Kelli Hoover (2008) Holocene climate and hydrologic variability as recorded in the benthic foraminifera Ammonia beccarii from Tampa Bay, FL
Faculty Advisor: David Hastings
This study focuses on the climate and hydrologic variability of Tampa Bay, Florida over the Holocene epoch. Oxygen isotopic ratios and Mg/Ca data from the benthic foraminifera Ammonia beccarii in sediment cores provide records of the temperature and salinity changes in Tampa Bay over the last 10,000 years. A temperature reconstruction using Mg/Ca presents evidence for the correlation of Tampa Bay climate with other North American regions.
The highest temperatures within this record occur from 1000-700 yr BP, which correlates with the commonly accepted timing of the Medieval Warm Period.

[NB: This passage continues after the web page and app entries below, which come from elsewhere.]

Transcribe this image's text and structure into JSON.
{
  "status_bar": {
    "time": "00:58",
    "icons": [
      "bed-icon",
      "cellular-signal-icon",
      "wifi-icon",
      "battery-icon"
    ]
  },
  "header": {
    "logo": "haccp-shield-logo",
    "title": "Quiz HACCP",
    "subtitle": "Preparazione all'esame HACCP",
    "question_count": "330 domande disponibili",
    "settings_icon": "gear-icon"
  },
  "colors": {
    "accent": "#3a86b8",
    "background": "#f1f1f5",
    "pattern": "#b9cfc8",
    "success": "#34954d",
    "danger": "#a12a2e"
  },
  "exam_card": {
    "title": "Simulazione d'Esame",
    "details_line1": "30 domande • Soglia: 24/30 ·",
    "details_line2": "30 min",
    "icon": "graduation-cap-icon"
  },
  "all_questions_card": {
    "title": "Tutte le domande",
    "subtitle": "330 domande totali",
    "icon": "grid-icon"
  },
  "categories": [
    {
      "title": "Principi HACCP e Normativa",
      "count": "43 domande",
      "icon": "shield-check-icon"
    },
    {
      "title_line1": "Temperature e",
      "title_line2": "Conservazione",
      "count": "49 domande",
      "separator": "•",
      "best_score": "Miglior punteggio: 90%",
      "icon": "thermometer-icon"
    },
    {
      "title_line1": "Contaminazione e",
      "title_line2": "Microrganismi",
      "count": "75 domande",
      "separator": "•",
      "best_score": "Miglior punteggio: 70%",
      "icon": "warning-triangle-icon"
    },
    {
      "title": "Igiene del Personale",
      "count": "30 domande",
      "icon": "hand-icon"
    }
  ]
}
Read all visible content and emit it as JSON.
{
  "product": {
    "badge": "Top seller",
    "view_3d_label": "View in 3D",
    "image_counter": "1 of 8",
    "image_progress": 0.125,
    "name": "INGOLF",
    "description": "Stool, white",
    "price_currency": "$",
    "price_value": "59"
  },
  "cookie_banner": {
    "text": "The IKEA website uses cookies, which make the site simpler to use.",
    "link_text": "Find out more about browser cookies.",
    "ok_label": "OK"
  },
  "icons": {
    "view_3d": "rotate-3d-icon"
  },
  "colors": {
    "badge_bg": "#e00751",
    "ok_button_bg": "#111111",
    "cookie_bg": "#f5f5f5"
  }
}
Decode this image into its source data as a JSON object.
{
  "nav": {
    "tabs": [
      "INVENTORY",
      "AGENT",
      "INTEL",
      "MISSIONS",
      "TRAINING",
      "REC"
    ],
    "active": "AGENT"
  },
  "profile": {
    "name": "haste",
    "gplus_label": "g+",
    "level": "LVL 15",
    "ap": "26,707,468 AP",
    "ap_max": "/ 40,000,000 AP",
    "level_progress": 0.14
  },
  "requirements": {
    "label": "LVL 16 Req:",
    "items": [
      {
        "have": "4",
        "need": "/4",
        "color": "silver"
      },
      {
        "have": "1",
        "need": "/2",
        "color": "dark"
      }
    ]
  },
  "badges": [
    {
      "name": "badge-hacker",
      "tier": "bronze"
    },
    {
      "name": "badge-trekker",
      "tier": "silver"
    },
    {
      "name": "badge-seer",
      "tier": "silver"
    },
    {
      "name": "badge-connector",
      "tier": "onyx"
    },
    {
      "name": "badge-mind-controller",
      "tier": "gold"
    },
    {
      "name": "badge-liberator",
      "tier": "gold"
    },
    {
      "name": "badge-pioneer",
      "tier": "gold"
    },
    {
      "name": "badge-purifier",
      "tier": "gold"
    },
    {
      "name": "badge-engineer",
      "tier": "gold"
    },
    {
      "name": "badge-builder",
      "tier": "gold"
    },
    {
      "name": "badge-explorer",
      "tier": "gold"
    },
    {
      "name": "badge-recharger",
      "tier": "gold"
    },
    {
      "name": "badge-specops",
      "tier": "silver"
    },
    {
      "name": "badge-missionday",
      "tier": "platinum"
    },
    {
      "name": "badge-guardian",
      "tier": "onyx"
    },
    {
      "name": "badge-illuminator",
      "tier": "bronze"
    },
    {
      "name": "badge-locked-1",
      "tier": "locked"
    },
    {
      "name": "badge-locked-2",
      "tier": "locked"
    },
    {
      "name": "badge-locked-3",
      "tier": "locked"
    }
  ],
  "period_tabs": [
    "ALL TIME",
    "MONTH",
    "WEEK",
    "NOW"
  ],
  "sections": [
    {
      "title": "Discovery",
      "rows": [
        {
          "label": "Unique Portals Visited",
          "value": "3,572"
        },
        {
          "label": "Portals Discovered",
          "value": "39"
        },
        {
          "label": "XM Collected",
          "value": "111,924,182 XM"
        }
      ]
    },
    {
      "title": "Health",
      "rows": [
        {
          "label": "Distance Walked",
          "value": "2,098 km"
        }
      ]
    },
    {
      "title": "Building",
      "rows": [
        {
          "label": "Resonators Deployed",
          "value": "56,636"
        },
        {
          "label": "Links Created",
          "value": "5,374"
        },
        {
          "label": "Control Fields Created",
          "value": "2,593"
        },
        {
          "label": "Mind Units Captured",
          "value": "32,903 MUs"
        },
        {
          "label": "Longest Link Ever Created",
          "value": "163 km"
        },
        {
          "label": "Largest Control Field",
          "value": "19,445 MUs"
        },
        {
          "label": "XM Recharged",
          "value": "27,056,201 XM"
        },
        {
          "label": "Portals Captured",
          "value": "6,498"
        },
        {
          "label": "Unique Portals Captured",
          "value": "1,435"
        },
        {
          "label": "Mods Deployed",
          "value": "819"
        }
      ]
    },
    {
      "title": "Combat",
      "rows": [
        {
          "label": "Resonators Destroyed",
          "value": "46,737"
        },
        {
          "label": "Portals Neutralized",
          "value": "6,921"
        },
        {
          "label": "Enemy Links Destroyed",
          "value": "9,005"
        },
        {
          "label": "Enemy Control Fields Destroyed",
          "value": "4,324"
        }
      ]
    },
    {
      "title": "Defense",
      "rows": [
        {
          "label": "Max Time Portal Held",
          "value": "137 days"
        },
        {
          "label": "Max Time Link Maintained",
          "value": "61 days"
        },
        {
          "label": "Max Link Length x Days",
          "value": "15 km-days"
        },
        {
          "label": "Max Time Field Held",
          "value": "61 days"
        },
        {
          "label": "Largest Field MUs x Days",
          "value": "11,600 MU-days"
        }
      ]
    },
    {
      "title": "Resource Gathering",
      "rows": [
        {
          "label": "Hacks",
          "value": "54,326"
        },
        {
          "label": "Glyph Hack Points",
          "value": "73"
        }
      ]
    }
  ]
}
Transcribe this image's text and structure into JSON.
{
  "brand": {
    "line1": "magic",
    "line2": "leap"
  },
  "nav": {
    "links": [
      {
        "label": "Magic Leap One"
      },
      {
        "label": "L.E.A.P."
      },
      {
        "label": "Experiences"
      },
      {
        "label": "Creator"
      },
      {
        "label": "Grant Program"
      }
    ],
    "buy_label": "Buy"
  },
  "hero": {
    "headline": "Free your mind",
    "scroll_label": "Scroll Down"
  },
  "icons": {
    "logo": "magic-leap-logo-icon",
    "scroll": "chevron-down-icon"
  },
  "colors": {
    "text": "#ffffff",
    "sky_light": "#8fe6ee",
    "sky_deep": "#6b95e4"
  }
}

The lowest temperatures within the most recent 500 years occur from 450-150 yr BP, correlating with the timing of the Little Ice Age. This record shows that relative temperatures have increased by approximately 3-4°C from 500 yr BP to present.
Oxygen isotopic ratios provide evidence for significant changes to the hydrology of Tampa Bay. The signals of d18Oseawater are poorly correlated among the three sites, indicating that forcings other than temperature and salinity are influencing the environmental chemistry of Tampa Bay during the Holocene. This study provides the first climate reconstruction of Tampa Bay, FL over the last 10,000 years.